The new complex is set to open by fall 2024, according to David Helfrich, who is east division president of the Austin-based Aspen Heights.
The date of construction for the existing apartment buildings is listed in Monroe County online property records as 1982, But Kendall Knoke, with Smith Brehob and Associates, the civil engineering firm on the project, offered a different perspective. Knoke told plan commissioners at their Monday meeting that old aerial photographs show the multi-family apartment complex was built in the mid- to late-1950s.
[Added at 4:03 p.m. on June 15, 2021: Based on aerial images retrieved from Indiana University’s Spatial Data Portal, the Colonial Crest complex looks like it might have been constructed a decade later than that, sometime between 1961 and 1967, which is still earlier than the 1982 recorded in the property records.]
The fact that the apartment complex dates from some earlier era gets a mention in the planning staff report: “The project will redevelop an existing multifamily site that has drainage and age issues, and provide new roads and access easement to improve vehicular and pedestrian connections in the area.”
The connection between the age of the complex and its relatively affordable rents was a point raised by Greg Alexander during public commentary. He called the project emblematic of a lot of projects “where a relatively affordable multifamily, a rundown apartment building, basically, is being replaced with a new one.” Alexander added, “And there’s pluses and minuses to that. But definitely the people that live there now will not be able to afford housing like that.”
Tearing down an existing multi-family housing development to replace it with a higher-density development is also the approach that is being taken for another project in the north part of town. The Standard, which had its zoning approved by the city council in fall 2020, is a 1,072-bedroom residential project a few blocks south of Indiana University’s football stadium, which will demolish the existing Brownstone Terrace.
Plan commissioner Susan Sandberg asked about possible relocation assistance for the current residents of The Arch.
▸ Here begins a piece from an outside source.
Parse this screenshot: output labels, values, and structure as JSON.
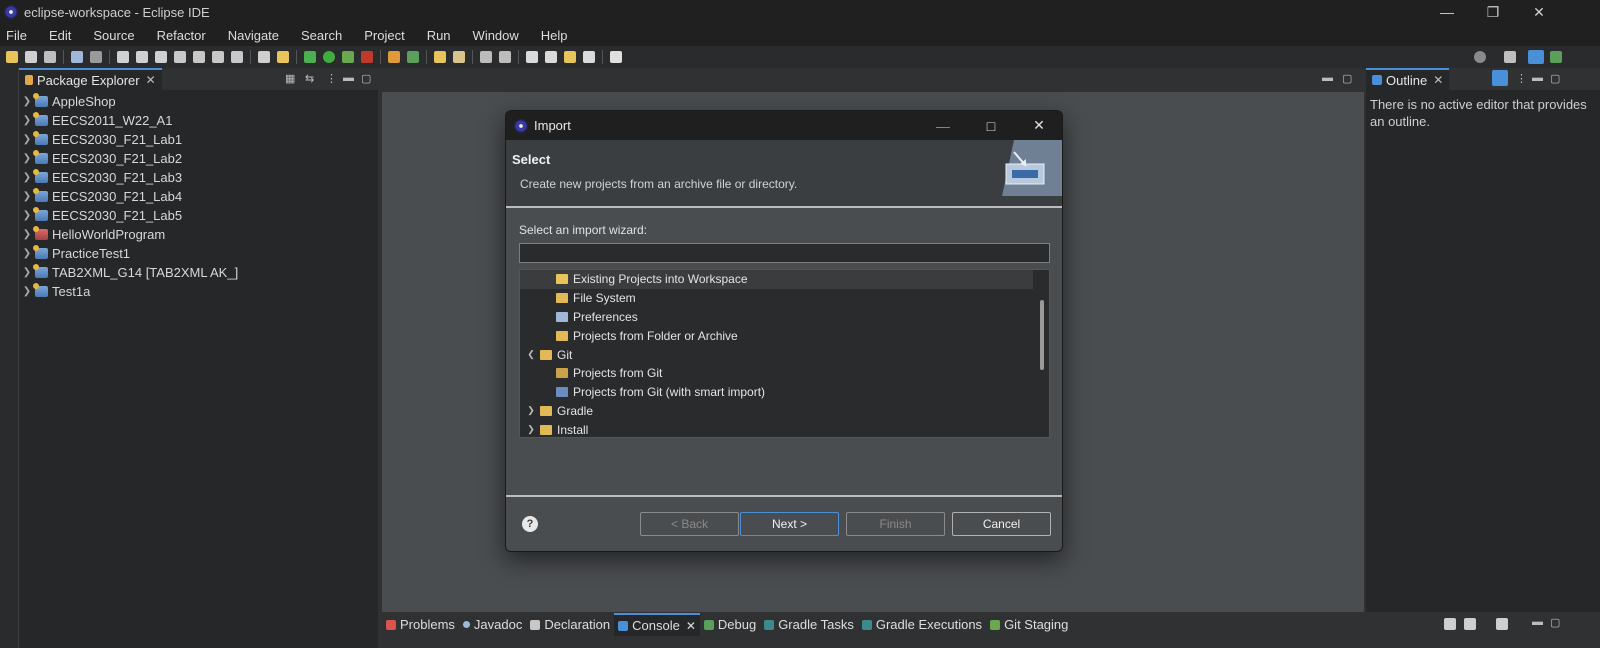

Helfrich responded by saying, “We will work with the seller in advance of closing, to give proper notices to the tenants so they have ample time to find additional housing.” Helfrich added, “And in certain instances, if needed, we will work with them if there’s any relocation assistance needed.”
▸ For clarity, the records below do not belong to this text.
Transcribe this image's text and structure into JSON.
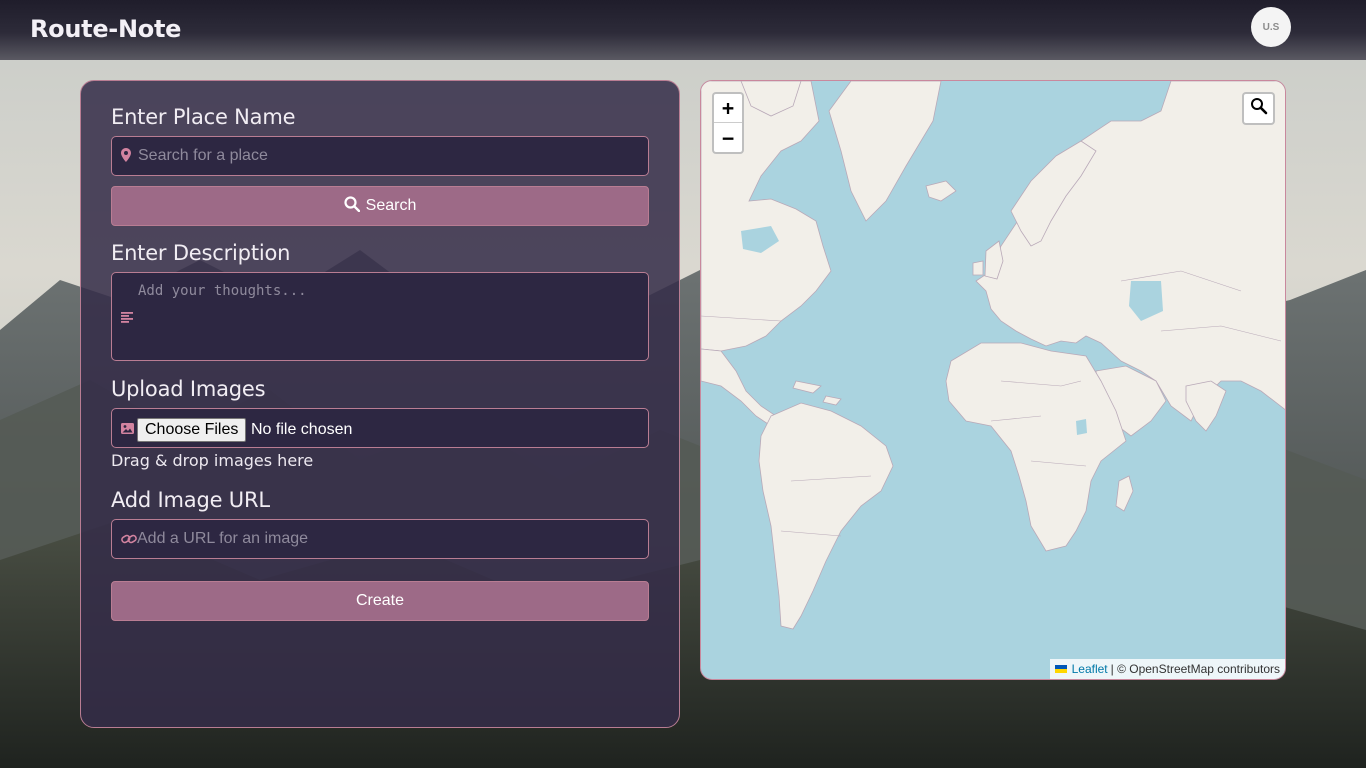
{
  "header": {
    "brand": "Route-Note",
    "avatar_initials": "U.S"
  },
  "form": {
    "place": {
      "heading": "Enter Place Name",
      "icon": "map-marker-icon",
      "placeholder": "Search for a place"
    },
    "search_button": {
      "icon": "search-icon",
      "label": "Search"
    },
    "description": {
      "heading": "Enter Description",
      "icon": "align-left-icon",
      "placeholder": "Add your thoughts..."
    },
    "images": {
      "heading": "Upload Images",
      "icon": "image-icon",
      "choose_label": "Choose Files",
      "status": "No file chosen",
      "drag_text": "Drag & drop images here"
    },
    "image_url": {
      "heading": "Add Image URL",
      "icon": "link-icon",
      "placeholder": "Add a URL for an image"
    },
    "create_button": {
      "label": "Create"
    }
  },
  "map": {
    "zoom_in": "+",
    "zoom_out": "−",
    "search_icon": "search-icon",
    "attribution": {
      "leaflet": "Leaflet",
      "rest": "| © OpenStreetMap contributors"
    }
  },
  "colors": {
    "accent": "#9d6a87",
    "border": "#b97d93",
    "panel": "#342c48",
    "field": "#2d2742",
    "ocean": "#aad3df",
    "land": "#f2efe9"
  }
}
The student-oriented housing in the new development is in the north and south buildings, separated by non-student-oriented housing in the middle building. That’s a consequence of the RH (residential high-density multifamily) zoning for the area, which was in place when the petition was filed. Even though the area was rezoned as MS (mixed-use student), during the recent zone map revision, the project was evaluated based on the RH district.
Under RH zoning, any student housing use (4-bedroom and 5-bedroom apartments) has to be separated from the next student housing use by 300 feet, measured from lot edge to lot edge.
The three buildings are now on their own lots, as a result of the plan commission’s approval of the three-lot subdivision, which was a part of the request heard by the plan commission on Monday.
The mix of apartments in the three buildings has the middle building with mostly 1-bedroom and 2-bedroom apartments, with some 3-bedroom apartments. The two other buildings have mostly 4-bedroom and 5-bedroom apartments, with a few singles.
The consequence of the RH zoning, and its separation requirement for student housing uses, is that the project overall probably has more 2-bedroom apartments, compared to a project where all three buildings have student housing as a use, the city’s development services manager, Jackie Scanlan, told plan commissioners.
Plan commissioner Flavia Burrell asked if the project is taking advantage of any of the green building or affordable housing incentives that are available in the city’s UDO.
Scanlan confirmed that the project did not use those types of incentives.
Scanlan said, “We don’t want to wholesale replace all of our older apartment buildings with student housing, without providing some other benefits to the community.”
Scanlan continued, “So we do hope that projects in the future will utilize incentives more related to not only green building, but also providing more affordable housing options.” Scanlan added, “Yes, we would like to achieve those things as well.”
The project does not need an additional approval by the Bloomington city council, because there is no zoning change involved.